System Builder Marathon Q4 2014: Budget Gaming PC

CPU And Cooler

Processor: Intel Pentium G3258

There are many tasks Intel’s Pentium line can still champion, especially when value and energy efficiency are taken into consideration. Their weakness in threaded workloads is often forgivable because of their outstanding per-clock, or per-thread, performance. However, locked at low frequencies, they began losing favor by coming up short in our gaming PCs. Naturally, we longed for an unlocked version.

In celebrating the twentieth anniversary of its Pentium processor family, Intel is allowing enthusiasts to tinker with an affordable Haswell-based chip. Being a Pentium, its two cores lack Hyper-Threading and Turbo Boost technology support. But what sets this CPU apart is an unlocked ratio multiplier. As a result, we won’t have to settle for its stock 3.2GHz operating frequency.

Read Customer Reviews of Intel's Pentium G3258 Processor

CPU Cooler: Intel Retail Boxed Heatsink & Fan

Usually, boxed thermal solutions are barely adequate.

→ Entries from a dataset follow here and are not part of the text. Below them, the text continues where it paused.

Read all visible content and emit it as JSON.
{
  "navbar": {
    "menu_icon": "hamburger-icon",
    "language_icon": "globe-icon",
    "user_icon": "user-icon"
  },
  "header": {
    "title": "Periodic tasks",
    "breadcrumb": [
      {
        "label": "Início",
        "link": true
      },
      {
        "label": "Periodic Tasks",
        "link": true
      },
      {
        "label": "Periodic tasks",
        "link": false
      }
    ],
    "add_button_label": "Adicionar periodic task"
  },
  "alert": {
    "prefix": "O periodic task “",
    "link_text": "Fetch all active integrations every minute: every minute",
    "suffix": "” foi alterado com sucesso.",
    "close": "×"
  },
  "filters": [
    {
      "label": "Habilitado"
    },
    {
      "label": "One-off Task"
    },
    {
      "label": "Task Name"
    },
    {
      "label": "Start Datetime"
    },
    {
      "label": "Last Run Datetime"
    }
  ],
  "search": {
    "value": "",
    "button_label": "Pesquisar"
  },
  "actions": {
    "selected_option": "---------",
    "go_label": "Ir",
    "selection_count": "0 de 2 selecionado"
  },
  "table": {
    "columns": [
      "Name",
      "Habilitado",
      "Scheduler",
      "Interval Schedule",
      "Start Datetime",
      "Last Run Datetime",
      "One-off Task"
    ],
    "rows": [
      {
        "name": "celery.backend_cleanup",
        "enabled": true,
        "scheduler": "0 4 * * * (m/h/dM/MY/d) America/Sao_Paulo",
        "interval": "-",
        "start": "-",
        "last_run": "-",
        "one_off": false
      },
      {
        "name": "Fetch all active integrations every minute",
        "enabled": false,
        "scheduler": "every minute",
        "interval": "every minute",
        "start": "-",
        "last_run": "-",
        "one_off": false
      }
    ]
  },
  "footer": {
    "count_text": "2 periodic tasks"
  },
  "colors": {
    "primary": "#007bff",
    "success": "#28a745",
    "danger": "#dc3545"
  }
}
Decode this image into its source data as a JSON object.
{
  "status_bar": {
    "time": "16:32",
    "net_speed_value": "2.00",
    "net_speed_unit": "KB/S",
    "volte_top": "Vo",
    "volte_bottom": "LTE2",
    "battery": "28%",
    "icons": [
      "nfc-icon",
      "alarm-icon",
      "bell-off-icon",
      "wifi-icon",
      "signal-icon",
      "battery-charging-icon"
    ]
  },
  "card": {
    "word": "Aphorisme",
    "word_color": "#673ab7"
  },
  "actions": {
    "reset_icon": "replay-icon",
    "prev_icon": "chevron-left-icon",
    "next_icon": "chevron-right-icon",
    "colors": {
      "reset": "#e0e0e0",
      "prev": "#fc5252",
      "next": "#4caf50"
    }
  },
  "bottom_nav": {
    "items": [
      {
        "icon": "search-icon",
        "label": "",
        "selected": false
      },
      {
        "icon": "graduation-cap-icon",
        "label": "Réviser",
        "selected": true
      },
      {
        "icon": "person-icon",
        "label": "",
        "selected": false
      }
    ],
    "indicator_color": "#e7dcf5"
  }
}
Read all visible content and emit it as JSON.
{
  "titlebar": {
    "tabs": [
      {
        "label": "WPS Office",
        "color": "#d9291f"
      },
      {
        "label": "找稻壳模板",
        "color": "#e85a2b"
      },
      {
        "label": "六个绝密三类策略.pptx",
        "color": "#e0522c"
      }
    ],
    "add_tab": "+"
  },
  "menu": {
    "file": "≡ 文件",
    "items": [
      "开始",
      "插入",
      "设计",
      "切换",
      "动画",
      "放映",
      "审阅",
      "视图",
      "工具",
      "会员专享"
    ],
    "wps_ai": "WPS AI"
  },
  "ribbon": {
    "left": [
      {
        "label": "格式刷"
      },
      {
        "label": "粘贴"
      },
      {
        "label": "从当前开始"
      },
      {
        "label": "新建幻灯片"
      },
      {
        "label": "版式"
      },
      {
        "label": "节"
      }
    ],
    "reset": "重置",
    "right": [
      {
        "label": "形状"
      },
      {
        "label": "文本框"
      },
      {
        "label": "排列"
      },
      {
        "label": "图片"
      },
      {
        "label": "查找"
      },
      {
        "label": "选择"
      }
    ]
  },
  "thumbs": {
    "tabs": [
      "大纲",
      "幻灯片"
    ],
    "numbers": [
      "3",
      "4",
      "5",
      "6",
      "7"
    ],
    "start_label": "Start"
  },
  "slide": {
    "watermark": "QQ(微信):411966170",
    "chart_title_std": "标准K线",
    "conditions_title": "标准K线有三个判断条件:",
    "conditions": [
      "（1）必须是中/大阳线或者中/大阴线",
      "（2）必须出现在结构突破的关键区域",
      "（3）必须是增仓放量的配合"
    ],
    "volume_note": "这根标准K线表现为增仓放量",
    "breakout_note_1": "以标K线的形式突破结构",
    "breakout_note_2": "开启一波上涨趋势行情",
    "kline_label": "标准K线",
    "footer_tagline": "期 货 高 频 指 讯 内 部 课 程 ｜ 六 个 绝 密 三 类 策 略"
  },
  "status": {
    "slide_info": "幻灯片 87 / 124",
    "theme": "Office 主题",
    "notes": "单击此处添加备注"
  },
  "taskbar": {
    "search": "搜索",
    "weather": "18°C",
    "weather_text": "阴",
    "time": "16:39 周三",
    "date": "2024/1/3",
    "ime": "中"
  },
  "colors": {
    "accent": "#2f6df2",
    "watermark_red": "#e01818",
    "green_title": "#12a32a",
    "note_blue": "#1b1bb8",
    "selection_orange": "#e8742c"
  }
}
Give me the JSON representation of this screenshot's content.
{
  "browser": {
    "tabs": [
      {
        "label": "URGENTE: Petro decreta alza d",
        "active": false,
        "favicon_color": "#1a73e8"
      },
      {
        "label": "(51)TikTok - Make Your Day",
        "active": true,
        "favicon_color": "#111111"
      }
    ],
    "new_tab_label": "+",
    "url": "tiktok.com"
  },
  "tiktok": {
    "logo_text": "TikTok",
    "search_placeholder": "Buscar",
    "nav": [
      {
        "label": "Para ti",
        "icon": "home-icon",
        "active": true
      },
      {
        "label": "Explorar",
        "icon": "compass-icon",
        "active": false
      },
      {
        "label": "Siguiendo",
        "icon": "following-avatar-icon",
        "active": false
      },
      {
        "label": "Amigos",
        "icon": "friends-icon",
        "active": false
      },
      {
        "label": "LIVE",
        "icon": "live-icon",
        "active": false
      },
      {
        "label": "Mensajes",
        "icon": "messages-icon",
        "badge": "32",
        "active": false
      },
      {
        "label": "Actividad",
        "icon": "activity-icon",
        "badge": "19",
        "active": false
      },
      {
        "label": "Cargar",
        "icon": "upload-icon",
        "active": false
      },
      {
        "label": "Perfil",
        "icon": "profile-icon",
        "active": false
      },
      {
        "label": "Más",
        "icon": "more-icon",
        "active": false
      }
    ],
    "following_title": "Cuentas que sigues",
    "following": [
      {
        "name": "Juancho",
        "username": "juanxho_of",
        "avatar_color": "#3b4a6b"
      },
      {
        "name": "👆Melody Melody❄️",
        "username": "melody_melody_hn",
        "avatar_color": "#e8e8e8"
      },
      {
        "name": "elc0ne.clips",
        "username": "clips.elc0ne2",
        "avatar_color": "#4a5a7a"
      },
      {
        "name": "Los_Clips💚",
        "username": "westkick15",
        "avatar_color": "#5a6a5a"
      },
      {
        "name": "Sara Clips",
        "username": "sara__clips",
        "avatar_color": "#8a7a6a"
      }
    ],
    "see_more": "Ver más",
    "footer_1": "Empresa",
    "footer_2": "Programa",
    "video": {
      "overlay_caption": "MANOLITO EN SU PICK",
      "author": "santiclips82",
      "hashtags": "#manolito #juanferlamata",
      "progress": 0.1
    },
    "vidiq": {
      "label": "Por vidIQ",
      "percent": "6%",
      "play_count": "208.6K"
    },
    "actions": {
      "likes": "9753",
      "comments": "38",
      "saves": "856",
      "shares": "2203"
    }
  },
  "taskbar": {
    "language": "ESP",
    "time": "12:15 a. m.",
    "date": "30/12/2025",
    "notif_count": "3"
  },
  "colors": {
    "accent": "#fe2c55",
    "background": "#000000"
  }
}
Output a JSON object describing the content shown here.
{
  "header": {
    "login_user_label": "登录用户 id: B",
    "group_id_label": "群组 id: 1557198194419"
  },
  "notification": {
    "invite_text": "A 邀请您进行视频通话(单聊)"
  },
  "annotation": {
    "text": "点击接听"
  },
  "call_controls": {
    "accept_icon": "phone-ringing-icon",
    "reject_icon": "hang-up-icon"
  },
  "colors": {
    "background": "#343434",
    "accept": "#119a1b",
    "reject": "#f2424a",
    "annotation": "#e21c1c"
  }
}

Enthusiasts tend to set them aside before beginning an overclocking journey. But Intel doesn't spoil the fun by bundling its typical all-aluminum Pentium cooler. Rather, this heat sink is outfitted with a copper slug. It's identical to what you find included with higher TDP K-series parts like the Core i7-4790K and Core i5-4670K.

  • airplanegeek
    Why is the PSU fan facing up instead of down? Doesn't that affect the cooling of the PSU?
  • sea monkey
    Upon submission of the form:

    The Sweepstakes opens on September 23, 2014 12 noon PDT and closes on October 6, 2014 12 noon PDT.

  • pauldh
    Yes it would. And it is facing down, just hidden from sight in the photo. The PSU fan's venting holes are flush with (and actually a part of) it's shell.
  • Zeh
    Just a hint: you SHOULD be using an air conditioner so you can have the same room temperature over the year.
    Preferably one with Inverter technology, which will decrease the temperature delta (it doesn't start-stop once it reaches a given temperature threshold).
  • Onus
    Hmmm, I see some kudos for the VP-450 in here, being remarkably efficient despite not being 80+ (it is disqualified for 80+ for not having Active PFC).
    Since the purpose of these SBM machines is (imho) to learn things, I would have liked to have seen a different mobo used, for comparison.
    I appreciate the thoughtful approach to overclocking that was used here.
    The only niggle I can't resist is the $18 for the optical drive. For months, I've been seeing one or another of them for around $13-$14. That seems a small thing, but that $4-$5 plus the leftover may have bought either a better cooler or a faster HDD.
  • sea monkey
    totally disappeared from site


    while monitor temperatures


    to be sure it could bee done


    none the less


    it’s R9 270X graphics card


    Yet, both machines share a similar weakness, they’re outfitted with a dual-core Pentium capable of juggling only two threads at a time.

    comma splice

    outputting to 3-panels

    three panels
  • codyleemanofaction
    Darn those moving prices! I was hoping to see the R9 280 make it!
  • lesmore2222
    I agree with cody. I really wanted to see the difference a r9 280 would make as well. This was just too similar to the last build. Should have bought the r9 280 anyway and fibbed on the price a little. ;)
  • ingtar33
    A final thought to consider is at what point will the next big game on your radar force an early upgrade to Core i5? It might not be too far off, as Far Cry 4, which launched a week after we ordered this machine, completely lacks official support for dual-threaded processors.

    same with the game of the year, Dragon Age Inquisition.

    I suspect it's time to drop dual cores as a build suggestion.
  • BoredSysAdmin
    Great build. I would probably never built it exactly like the article (more ram, sdd - etc), but it provides great bones to build upon.